You have done well to keep so much hair, when so many’s after it.

Jeremiah Johnson (1972) (SPOILERS) Hitherto, I was most familiar with Jeremiah Johnson in the form of a popular animated gif of beardy Robert Redford smiling and nodding in slow zoom close up (a moment that is every bit as cheesy in the film as it is in the gif). For whatever reason, I hadn’t mustered the enthusiasm to check out the 1970s’ The Revenant until now (well, beard-wise, at any rate). It’s easy to distinguish the different personalities at work in the movie. The John Milius one – the (mythic) man against the mythic landscape; the likeably accentuated, semi-poetic dialogue – versus the more naturalistic approach favoured by director Sydney Pollack and star Redford. The fusion of the two makes for a very watchable, if undeniably languorous picture. It was evidently an influence on Dances with Wolves in some respects, although that Best Picture Oscar winner is at greater pains to summon a more sensitive portrayal of Native Americans (and thus, perversely, at times a more patr

You’re a disgrace, sir... Weren’t you at Harrow?

Our Man in Marrakesh aka Bang! Bang! You’re Dead (1966) (SPOILERS) I hadn’t seen this one in more than three decades, and I had in mind that it was a decent spy spoof, well populated with a selection of stalwart British character actors in supporting roles. Well, I had the last bit right. I wasn’t aware this came from the stable of producer Harry Alan Towers, less still of his pedigree, or lack thereof, as a sort of British Roger Corman (he tried his hand at Star Wars with The Shape of Things to Come and Conan the Barbarian with Gor , for example). More legitimately, if you wish to call it that, he was responsible for the Christopher Lee Fu Manchu flicks. Our Man in Marrakesh – riffing overtly on Graham Greene’s Our Man in Havana in title – seems to have in mind the then popular spy genre and its burgeoning spoofs, but it’s unsure which it is; too lightweight to work as a thriller and too light on laughs to elicit a chuckle.

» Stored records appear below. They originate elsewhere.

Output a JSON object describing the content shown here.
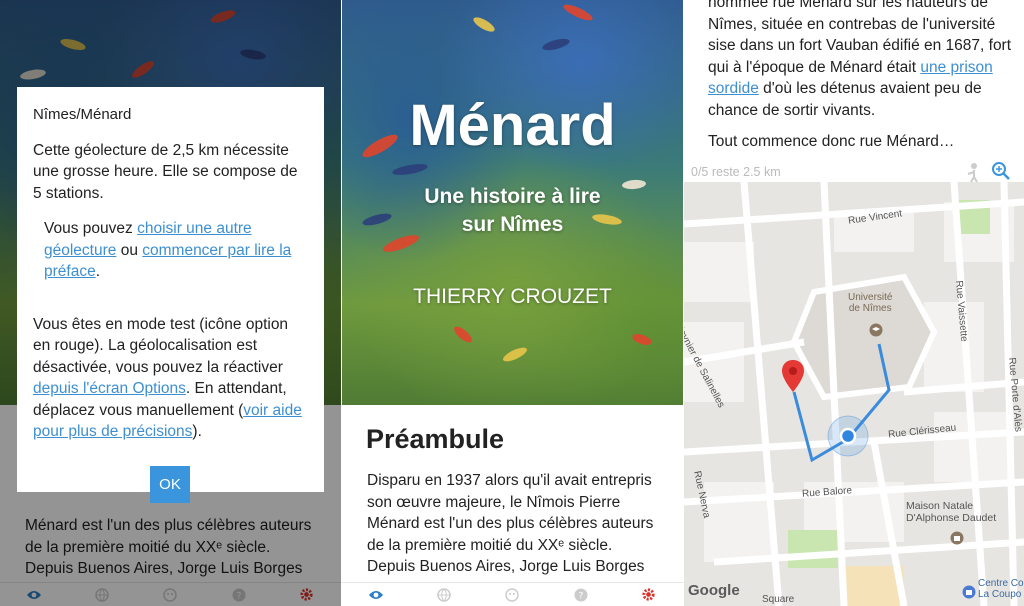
{
  "panel1": {
    "dialog": {
      "title": "Nîmes/Ménard",
      "intro": "Cette géolecture de 2,5 km nécessite une grosse heure. Elle se compose de 5 stations.",
      "choice_prefix": "Vous pouvez ",
      "choice_link1": "choisir une autre géolecture",
      "choice_mid": " ou ",
      "choice_link2": "commencer par lire la préface",
      "choice_suffix": ".",
      "test_text": "Vous êtes en mode test (icône option en rouge). La géolocalisation est désactivée, vous pouvez la réactiver ",
      "test_link": "depuis l'écran Options",
      "test_mid": ". En attendant, déplacez vous manuellement (",
      "help_link": "voir aide pour plus de précisions",
      "test_end": ").",
      "ok_label": "OK"
    },
    "body_text": "Ménard est l'un des plus célèbres auteurs de la première moitié du XXᵉ siècle. Depuis Buenos Aires, Jorge Luis Borges"
  },
  "panel2": {
    "cover_title": "Ménard",
    "cover_subtitle_line1": "Une histoire à lire",
    "cover_subtitle_line2": "sur Nîmes",
    "author": "THIERRY CROUZET",
    "section_title": "Préambule",
    "body_text": "Disparu en 1937 alors qu'il avait entrepris son œuvre majeure, le Nîmois Pierre Ménard est l'un des plus célèbres auteurs de la première moitié du XXᵉ siècle. Depuis Buenos Aires, Jorge Luis Borges"
  },
  "panel3": {
    "line0": "nommée rue Ménard sur les hauteurs de",
    "para1_a": "Nîmes, située en contrebas de l'université sise dans un fort Vauban édifié en 1687, fort qui à l'époque de Ménard était ",
    "para1_link": "une prison sordide",
    "para1_b": " d'où les détenus avaient peu de chance de sortir vivants.",
    "para2": "Tout commence donc rue Ménard…",
    "status": "0/5 reste 2.5 km",
    "map_labels": {
      "rue_vincent": "Rue Vincent",
      "rue_meynier": "Rue Meynier de Salinelles",
      "universite": "Université\nde Nîmes",
      "rue_vaissette": "Rue Vaissette",
      "rue_porte": "Rue Porte d'Alès",
      "rue_clerisseau": "Rue Clérisseau",
      "rue_nerva": "Rue Nerva",
      "rue_balore": "Rue Balore",
      "maison": "Maison Natale\nD'Alphonse Daudet",
      "google": "Google",
      "square": "Square",
      "centre": "Centre Co\nLa Coupo"
    }
  },
  "tabbar": {
    "icons": [
      "eye-icon",
      "globe-icon",
      "face-icon",
      "help-icon",
      "gear-icon"
    ]
  },
  "colors": {
    "link": "#3d8fd1",
    "ok_button": "#3a95dd",
    "tab_active": "#2a7fc6",
    "gear_test": "#d9322b",
    "route": "#3b8bdc",
    "pin": "#e53935"
  }
}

The best thing in the world for the inside of a man or a woman is the outside of a horse.

Marnie (1964) (SPOILERS) Hitch in a creative ditch. If you’ve read my Vertigo review, you’ll know I admired rather than really liked the picture many fete as his greatest work. Marnie is, in many ways, a redux, in the way De Palma kept repeating himself in the early 80s only significantly less delirious and… well, compelling. While Marnie succeeds in commanding the attention fitfully, it’s usually for the wrong reasons. And Hitch, digging his heels in as he strives to fashion a star against public disinterest – he failed to persuade Grace Kelly out of retirement for Marnie Rutland – comes entirely adrift with his leads.

I don't like the way Teddy Roosevelt is looking at me.

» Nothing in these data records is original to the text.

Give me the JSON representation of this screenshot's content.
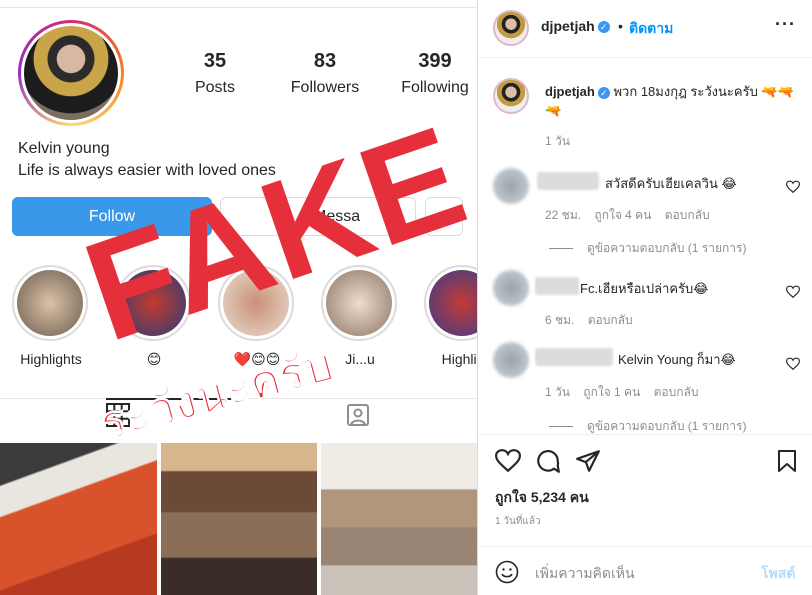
{
  "profile": {
    "stats": [
      {
        "num": "35",
        "label": "Posts"
      },
      {
        "num": "83",
        "label": "Followers"
      },
      {
        "num": "399",
        "label": "Following"
      }
    ],
    "name": "Kelvin young",
    "bio": "Life is always easier with loved ones",
    "follow_label": "Follow",
    "message_label": "Messa",
    "highlights": [
      {
        "caption": "Highlights"
      },
      {
        "caption": "😊"
      },
      {
        "caption": "❤️😊😊"
      },
      {
        "caption": "Ji...u"
      },
      {
        "caption": "Highlig"
      }
    ]
  },
  "overlay": {
    "fake_text": "FAKE",
    "warning_text": "ระวังนะครับ"
  },
  "post": {
    "username": "djpetjah",
    "dot": "•",
    "follow_link": "ติดตาม",
    "caption_user": "djpetjah",
    "caption_text": "พวก 18มงกุฎ ระวังนะครับ 🔫🔫🔫",
    "caption_time": "1 วัน",
    "comments": [
      {
        "text": "สวัสดีครับเฮียเคลวิน 😂",
        "meta": [
          "22 ชม.",
          "ถูกใจ 4 คน",
          "ตอบกลับ"
        ],
        "replies": "ดูข้อความตอบกลับ (1 รายการ)"
      },
      {
        "text": "Fc.เฮียหรือเปล่าครับ😂",
        "meta": [
          "6 ชม.",
          "ตอบกลับ"
        ]
      },
      {
        "text": "Kelvin Young ก็มา😂",
        "meta": [
          "1 วัน",
          "ถูกใจ 1 คน",
          "ตอบกลับ"
        ],
        "replies": "ดูข้อความตอบกลับ (1 รายการ)"
      }
    ],
    "likes": "ถูกใจ 5,234 คน",
    "posted": "1 วันที่แล้ว",
    "comment_placeholder": "เพิ่มความคิดเห็น",
    "post_label": "โพสต์"
  },
  "colors": {
    "accent": "#0095f6",
    "follow_button": "#3a98ea",
    "fake_red": "#e5303c",
    "muted": "#8e8e8e"
  }
}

North by Northwest (1959) (SPOILERS) North by Northwest gets a lot of attention as a progenitor of the Bond formula, but that’s giving it far too little credit. Really, it’s the first modern blockbuster, paving the way for hundreds of slipshod, loosely plotted action movies built around set pieces rather than expertly devised narratives. That it delivers, and delivers so effortlessly, is a testament to Hitchcock, to writer Ernest Lehmann, and to a cast who make the entire implausible exercise such a delight.

Look out the window. Eden’s not burning, it’s burnt.

Reign of Fire (2002) (SPOILERS) There was good reason to believe Rob Bowman would make a successful transition from top-notch TV director to top-notch film one. He had, after all, attracted attention and plaudits for Star Trek: The Next Generation and become such an integral part of The X-File s that he was trusted with the 1998 leap to the big screen. That movie wasn’t the hit it might have been – I suspect because, such was Chris Carter’s inability to hone a coherent arc, it continued to hedge its bets – but Bowman showed he had the goods. And then came Reign of Fire . And then Elektra . And that was it. Reign of Fire is entirely competently directed, but that doesn’t prevent it from being entirely lousy.